closed and we can announce that at the beginning. The better item of the agenda is the you be public hearing is closed. >> Mayor Leffingwell: It's not a public hearing. It's a traditional court si. It's not a legal right, it's a traditional courtesy. I'll let the attorney to speak to that. >> Under your rules, any item on the consent agenda gets to be spoken on and this issue has been raced before on items that were closet. I believe the agenda office is working on a system to track these items so it doesn't happen like this. I can't speak for them. I don't know how this came back up like this. But they are developing a system so that you're not in a situation like this again. But, yes, if it's on the consent agenda, under your rules, people have a right to speak on it. >> Mayor Leffingwell: Now, the council would wave its own rules and say, even though you're allowed to speak on items on the consent agenda, we're changing the rules on this item and you can't speak on this day, but that gets a little uncomfortable. >> And there would be a 4:00 public hearing with a statement about the public hearing. >> Mayor Leffingwell: Correct. >> Morrison: Mayor? I want to bring up item number 50 which is our appointment for waivers and boards and commissions. I'm trying to remember for the land development code rights steering committee, did we say -- did the resolution say those appointments would be made in january? >> 31st, I BELIEVE. >> Morrison: Okay. So I hope we'll have the opportunity to do that, to talk about it on the tuesday work session for that, but I think it would be useful to me, anyways, if people have, you know, down who they think they will be nominating to of throw that
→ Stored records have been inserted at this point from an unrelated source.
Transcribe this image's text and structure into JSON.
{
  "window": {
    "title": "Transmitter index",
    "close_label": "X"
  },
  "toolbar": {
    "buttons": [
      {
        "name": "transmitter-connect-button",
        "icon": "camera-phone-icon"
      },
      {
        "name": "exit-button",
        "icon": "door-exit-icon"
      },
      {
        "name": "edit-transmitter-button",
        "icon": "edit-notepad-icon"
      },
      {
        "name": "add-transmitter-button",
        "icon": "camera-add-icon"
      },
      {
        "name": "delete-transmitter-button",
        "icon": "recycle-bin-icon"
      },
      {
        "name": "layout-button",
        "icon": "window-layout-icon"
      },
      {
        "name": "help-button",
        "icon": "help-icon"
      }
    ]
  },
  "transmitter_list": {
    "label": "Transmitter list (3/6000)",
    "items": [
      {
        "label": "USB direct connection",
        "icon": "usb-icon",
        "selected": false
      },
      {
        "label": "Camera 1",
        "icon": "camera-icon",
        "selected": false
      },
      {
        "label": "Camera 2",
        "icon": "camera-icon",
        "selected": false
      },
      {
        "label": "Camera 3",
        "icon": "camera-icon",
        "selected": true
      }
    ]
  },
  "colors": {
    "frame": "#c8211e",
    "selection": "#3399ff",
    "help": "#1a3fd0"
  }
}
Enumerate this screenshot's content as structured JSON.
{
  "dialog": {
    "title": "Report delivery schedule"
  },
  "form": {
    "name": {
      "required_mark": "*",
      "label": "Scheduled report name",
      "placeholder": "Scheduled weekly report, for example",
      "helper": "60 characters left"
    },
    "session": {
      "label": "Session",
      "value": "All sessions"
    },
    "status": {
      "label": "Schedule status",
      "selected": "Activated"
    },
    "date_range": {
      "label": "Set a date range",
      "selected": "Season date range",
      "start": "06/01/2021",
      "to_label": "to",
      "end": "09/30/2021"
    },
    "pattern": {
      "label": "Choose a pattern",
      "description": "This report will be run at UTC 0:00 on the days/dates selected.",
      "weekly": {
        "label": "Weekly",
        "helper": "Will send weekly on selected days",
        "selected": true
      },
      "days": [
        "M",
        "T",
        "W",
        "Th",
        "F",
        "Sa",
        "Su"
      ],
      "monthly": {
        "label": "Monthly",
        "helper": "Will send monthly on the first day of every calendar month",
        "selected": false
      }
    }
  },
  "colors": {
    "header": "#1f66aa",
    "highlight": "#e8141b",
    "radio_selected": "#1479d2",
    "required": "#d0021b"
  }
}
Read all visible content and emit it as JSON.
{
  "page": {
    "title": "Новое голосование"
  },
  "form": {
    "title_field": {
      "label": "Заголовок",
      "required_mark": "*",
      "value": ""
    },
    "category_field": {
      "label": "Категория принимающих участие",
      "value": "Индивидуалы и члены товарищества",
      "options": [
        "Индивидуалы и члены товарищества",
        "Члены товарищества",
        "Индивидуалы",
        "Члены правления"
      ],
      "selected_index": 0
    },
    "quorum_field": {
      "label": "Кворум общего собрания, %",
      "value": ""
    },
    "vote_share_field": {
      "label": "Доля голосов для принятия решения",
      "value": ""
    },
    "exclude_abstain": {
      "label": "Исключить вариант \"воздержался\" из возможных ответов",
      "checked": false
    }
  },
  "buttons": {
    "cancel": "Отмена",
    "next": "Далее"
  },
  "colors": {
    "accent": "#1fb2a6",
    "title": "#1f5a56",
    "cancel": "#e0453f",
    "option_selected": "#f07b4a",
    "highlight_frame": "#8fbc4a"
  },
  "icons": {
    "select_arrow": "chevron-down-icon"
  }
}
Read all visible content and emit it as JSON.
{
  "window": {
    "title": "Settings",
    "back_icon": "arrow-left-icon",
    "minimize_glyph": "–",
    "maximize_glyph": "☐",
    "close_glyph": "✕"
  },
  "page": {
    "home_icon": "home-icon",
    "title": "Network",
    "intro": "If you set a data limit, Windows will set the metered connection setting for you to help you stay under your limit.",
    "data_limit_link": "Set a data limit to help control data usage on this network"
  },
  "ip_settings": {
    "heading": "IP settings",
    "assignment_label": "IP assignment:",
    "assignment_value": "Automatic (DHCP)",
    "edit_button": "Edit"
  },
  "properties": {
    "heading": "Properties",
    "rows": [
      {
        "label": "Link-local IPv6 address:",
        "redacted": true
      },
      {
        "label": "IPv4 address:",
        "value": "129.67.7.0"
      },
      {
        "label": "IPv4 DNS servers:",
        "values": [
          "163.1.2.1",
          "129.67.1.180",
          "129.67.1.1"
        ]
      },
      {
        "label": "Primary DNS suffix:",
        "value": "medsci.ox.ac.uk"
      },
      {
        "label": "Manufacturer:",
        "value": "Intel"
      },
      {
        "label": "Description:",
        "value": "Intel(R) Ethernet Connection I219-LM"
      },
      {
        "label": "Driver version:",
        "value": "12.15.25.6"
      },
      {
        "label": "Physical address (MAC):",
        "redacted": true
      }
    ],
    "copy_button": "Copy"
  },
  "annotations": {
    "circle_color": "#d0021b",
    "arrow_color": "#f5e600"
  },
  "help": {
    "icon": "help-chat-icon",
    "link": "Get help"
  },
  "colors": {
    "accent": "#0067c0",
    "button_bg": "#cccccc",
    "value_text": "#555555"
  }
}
all out into the next so that we can get a sense for how broadly dure. >> Consider that direction and post that item for the work session and keep that in mind that you're not required to divulge, you may. >> Morrison: Exactly, you might want to hold it in your back pocket like the superiority thing. >> Mayor Leffingwell: Within a fortnight, at least. [ Laughter ] any other items? Without objection, we stand adjourned at 11:14 a.M. [ Council adjourned ]